Over the last two to four years, a number of ESS have been presented to veterinary surgeons in both the UK and Norway with a very similar history: they are typically young to middle-aged female dogs (although very occasionally males are affected) which present with sudden-onset jaundice, vomiting and often marked pyrexia. Blood samples typically show changes consistent with cholestasis (including marked elevations in alkaline phosphatase) and in addition many affected dogs have low serum albumin concentrations. Liver biopsies, when taken, have shown a variety of changes from severe generalised necrosis to more chronic pyogranulomatous inflammation. However, the unifying feature of all biopsies is a suggestion that the damage was primarily ‘toxic’ with secondary inflammation rather than being a primary inflammatory disease. Early attempts to identify obvious toxic or infectious causes have failed, and leptospira has been ruled out in most cases. In one dog, histopathology of organs taken post mortem showed evidence of chronic pancreatitis in addition to hepatitis. The disease appears to have a high mortality, in spite of appropriate supportive treatment such as high quality diet, antioxidants, antibiotics and ursodeoxycholic acid. A few dogs have recovered and anecdotally have responded to tapering doses of steroids in addition to the other supportive treatment.

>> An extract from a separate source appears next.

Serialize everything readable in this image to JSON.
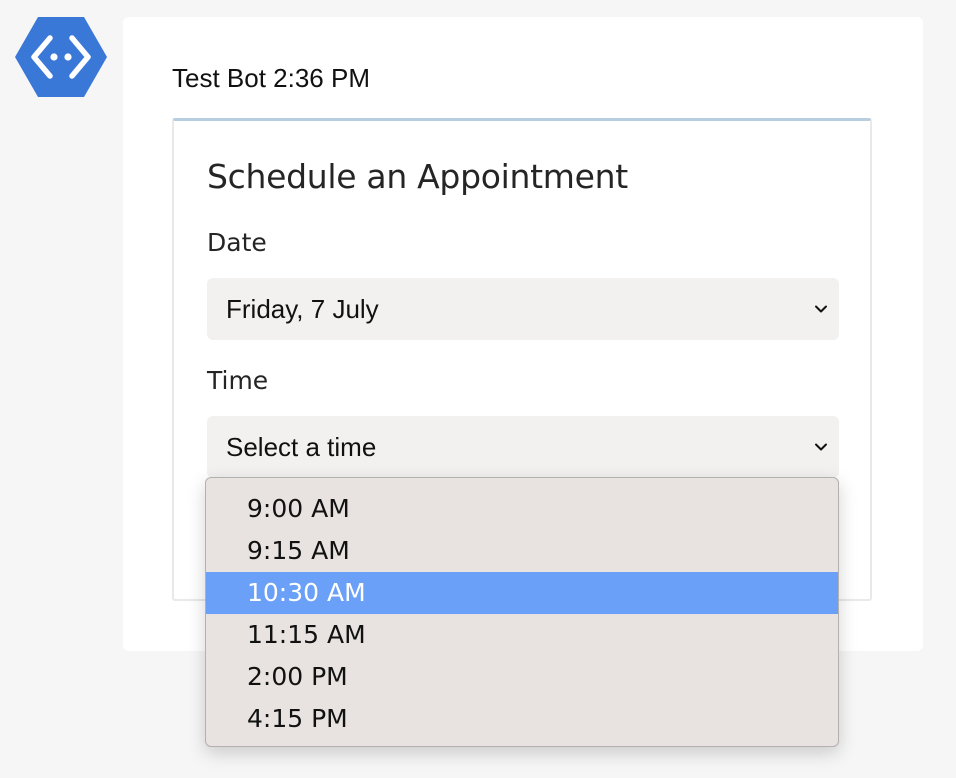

The authors are investigating this disease with the ultimate aim of genetic studies to identify the cause in the Breed. They are employing a joint fully collaborative approach which includes the involvement of The Kennel Club, as well as the English Springer Spaniel Clubs of UK and Norway (NSK). Interestingly, English Springer Spaniels in the UK and Norway are very closely related genetically.

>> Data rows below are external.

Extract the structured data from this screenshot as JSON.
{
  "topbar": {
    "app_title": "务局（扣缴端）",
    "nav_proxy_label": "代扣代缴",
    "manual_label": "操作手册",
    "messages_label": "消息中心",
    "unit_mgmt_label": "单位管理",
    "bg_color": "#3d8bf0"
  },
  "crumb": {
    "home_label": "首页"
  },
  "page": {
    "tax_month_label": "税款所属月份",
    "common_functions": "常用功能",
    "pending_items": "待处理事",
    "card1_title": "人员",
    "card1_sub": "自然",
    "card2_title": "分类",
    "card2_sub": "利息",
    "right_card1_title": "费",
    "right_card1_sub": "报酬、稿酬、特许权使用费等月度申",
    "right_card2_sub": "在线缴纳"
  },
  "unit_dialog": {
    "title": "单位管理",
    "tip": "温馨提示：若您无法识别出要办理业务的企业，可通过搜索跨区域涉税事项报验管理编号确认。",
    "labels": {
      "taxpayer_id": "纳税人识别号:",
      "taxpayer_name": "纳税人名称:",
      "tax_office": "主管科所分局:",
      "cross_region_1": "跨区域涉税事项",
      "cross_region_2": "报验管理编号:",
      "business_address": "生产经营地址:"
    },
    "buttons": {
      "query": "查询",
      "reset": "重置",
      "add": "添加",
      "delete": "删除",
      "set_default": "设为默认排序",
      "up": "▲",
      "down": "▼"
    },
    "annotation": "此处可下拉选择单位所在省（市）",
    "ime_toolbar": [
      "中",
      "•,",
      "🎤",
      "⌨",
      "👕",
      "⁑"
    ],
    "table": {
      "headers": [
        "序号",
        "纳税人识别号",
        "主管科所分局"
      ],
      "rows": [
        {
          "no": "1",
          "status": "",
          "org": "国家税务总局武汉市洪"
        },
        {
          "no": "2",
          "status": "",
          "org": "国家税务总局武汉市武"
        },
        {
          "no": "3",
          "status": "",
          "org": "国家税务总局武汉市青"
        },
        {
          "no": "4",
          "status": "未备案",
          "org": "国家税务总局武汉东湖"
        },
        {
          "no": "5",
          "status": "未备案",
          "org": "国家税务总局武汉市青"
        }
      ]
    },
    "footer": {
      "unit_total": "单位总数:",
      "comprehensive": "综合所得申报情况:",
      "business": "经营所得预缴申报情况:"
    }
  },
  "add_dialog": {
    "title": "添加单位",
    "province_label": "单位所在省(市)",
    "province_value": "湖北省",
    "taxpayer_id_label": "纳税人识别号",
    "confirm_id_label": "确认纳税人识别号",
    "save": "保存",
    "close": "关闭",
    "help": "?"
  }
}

We would be very grateful if any veterinary surgeon who examines an ESS with hepatitis could contact us with clinical details and preferably the dog’s kennel club number or official kennel club name. We would also be grateful for any spare EDTA blood from affected animals to be sent to the UK DNA Archive for Companion Animals, either directly to Wendy Hallows: whallows@liverpool.ac.uk who is very happy to post out phenotype sheets and postal kits to vets, or via Penny Watson at Cambridge. To be eligible for this, dogs must be pure-bred ESS and have biopsy confirmation of hepatitis. In addition, Penny Watson is collating the pathological details at Cambridge and would be grateful for permission from the referring Veterinary Surgeon to contact the Histology laboratory used for sections or blocks from affected dogs.

If you require any further details, please contact Penny Watson on: pjw36@cam.ac.uk, Readers in Norway should contact Ellen Skancke: Ellen.Skancke@veths.no

Yours faithfully

Penny Watson, Queen’s Veterinary School Hospital, University of Cambridge

Ellen Skancke, DVM, PhD, Associate Professor Norwegian School of Veterinary Science, P.O.Box 8146 Dep, N-0033 Oslo, Norway

Jeff Sampson, KC Canine Genetics Coordinator, The Kennel Club

Wenche Farstad, Professor, DVM ,PhD Health Co-ordinator, Norwegian Spaniel Club. Norwegian School of Veterinary Science, P.O.Box 8146 Dep, N-0033 Oslo, Norway

Lesley Bloomfield and Louise Scott Health Co-ordinators English Springer Spaniel Clubs (UK)